Monday, February 26, 2018
In his experimental new memoir, Matt Young conveys the chaos of his three deployments in Iraq. Critic Maureen Corrigan calls Young "a frank, funny and mercilessly self-lacerating narrator."
Tuesday, February 20, 2018
Smith's massive new essay collection covers a wide assortment of topics, but critic Maureen Corrigan says Feel Free is strongest when it focuses on art and identity.
Wednesday, February 07, 2018
An artist's photograph of a young boy's death leads to a terrible dilemma in Rachel Lyon's new novel. Critic Maureen Corrigan calls the book a "striking debut."
Tuesday, January 30, 2018
Novelists Nella Larsen, Wallace Thurman and George S. Schuyler forged their art in what W.E.B. Du Bois famously called the "double-consciousness" of African-Americans.
Monday, January 22, 2018

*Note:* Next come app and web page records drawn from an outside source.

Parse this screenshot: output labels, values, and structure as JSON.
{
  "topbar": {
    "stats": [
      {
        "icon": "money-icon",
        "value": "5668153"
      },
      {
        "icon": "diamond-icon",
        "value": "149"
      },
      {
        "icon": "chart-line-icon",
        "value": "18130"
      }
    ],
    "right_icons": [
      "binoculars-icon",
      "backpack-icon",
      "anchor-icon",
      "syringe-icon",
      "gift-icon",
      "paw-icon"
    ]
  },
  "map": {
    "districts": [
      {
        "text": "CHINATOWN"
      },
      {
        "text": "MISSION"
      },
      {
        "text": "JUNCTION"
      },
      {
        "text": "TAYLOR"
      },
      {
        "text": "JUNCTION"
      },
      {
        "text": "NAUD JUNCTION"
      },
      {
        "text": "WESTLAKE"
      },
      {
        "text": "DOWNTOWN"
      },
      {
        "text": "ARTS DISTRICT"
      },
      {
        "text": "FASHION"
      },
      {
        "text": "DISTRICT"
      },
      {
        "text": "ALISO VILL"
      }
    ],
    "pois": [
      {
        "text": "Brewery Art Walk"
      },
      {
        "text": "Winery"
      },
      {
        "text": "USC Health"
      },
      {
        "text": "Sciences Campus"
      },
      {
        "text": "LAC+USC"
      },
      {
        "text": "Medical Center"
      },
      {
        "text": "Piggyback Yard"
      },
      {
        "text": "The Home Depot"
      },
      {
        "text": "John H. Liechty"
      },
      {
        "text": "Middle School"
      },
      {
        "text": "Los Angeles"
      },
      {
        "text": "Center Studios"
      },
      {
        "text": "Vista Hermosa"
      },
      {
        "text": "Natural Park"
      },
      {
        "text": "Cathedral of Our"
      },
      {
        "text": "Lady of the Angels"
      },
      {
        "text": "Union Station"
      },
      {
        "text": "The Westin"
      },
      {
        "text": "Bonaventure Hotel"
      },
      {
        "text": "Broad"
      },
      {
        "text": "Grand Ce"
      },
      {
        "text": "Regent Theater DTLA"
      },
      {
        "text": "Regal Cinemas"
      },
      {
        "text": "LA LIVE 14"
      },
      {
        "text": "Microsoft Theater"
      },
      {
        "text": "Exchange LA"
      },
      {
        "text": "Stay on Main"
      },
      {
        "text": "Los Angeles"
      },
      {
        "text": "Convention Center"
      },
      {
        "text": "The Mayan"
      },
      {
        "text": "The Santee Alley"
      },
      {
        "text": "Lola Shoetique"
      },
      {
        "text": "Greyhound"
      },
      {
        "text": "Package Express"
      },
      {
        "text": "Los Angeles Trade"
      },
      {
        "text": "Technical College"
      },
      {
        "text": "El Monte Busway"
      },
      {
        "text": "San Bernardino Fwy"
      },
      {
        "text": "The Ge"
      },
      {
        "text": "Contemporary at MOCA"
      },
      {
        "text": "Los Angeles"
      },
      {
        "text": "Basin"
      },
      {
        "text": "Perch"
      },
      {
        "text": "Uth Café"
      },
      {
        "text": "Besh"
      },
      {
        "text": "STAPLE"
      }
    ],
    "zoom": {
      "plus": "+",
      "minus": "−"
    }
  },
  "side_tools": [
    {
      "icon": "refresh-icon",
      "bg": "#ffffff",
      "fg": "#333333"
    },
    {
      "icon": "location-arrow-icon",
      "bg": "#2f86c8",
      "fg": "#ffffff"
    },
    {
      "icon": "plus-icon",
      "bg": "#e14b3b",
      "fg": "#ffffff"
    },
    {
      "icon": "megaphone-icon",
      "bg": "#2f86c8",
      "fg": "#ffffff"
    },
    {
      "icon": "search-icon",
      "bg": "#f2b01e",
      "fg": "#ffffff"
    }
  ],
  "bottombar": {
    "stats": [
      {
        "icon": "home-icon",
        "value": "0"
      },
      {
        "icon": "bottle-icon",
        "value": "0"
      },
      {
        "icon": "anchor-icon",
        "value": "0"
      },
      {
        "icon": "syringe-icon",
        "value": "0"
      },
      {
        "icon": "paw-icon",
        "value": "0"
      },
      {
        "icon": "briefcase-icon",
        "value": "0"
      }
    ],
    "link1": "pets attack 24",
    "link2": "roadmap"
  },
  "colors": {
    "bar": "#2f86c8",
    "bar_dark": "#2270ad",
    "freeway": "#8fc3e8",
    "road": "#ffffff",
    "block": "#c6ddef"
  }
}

Leila Slimani's taut new novel centers on a nanny who kills her two young charges. Critic Maureen Corrigan says despite its retrograde message, The Perfect Nanny is a guilty pleasure.
Tuesday, January 09, 2018
A new collection features five stand-alone stories by Johnson, who died in 2017. Critic Maureen Corrigan says The Largesse of the Sea Maiden is "the kind of work every writer would like to go out on."
Tuesday, January 02, 2018
Grafton revolutionized what had become fossilized formula fiction. She tossed out the genre's sexist, racist and nativist clichés and helped make the detective novel matter again.
Tuesday, December 12, 2017
Fresh Air's book critic says her 2017 list is chaotic in a good way. "These books zing off in all directions: They're fresh, unruly and dismissive of the canned and contrived."
Monday, December 04, 2017
A central figure in 20th century poetry, Pound was also an outspoken fascist. In The Bughouse, Daniel Swift investigates whether or not the poet's politics and madness matter to his work.
Tuesday, November 14, 2017
In Erdrich's new novel, fetuses seem to be randomly devolving and a new religious government is rounding up pregnant women, forcing them to give birth in prison-like hospitals.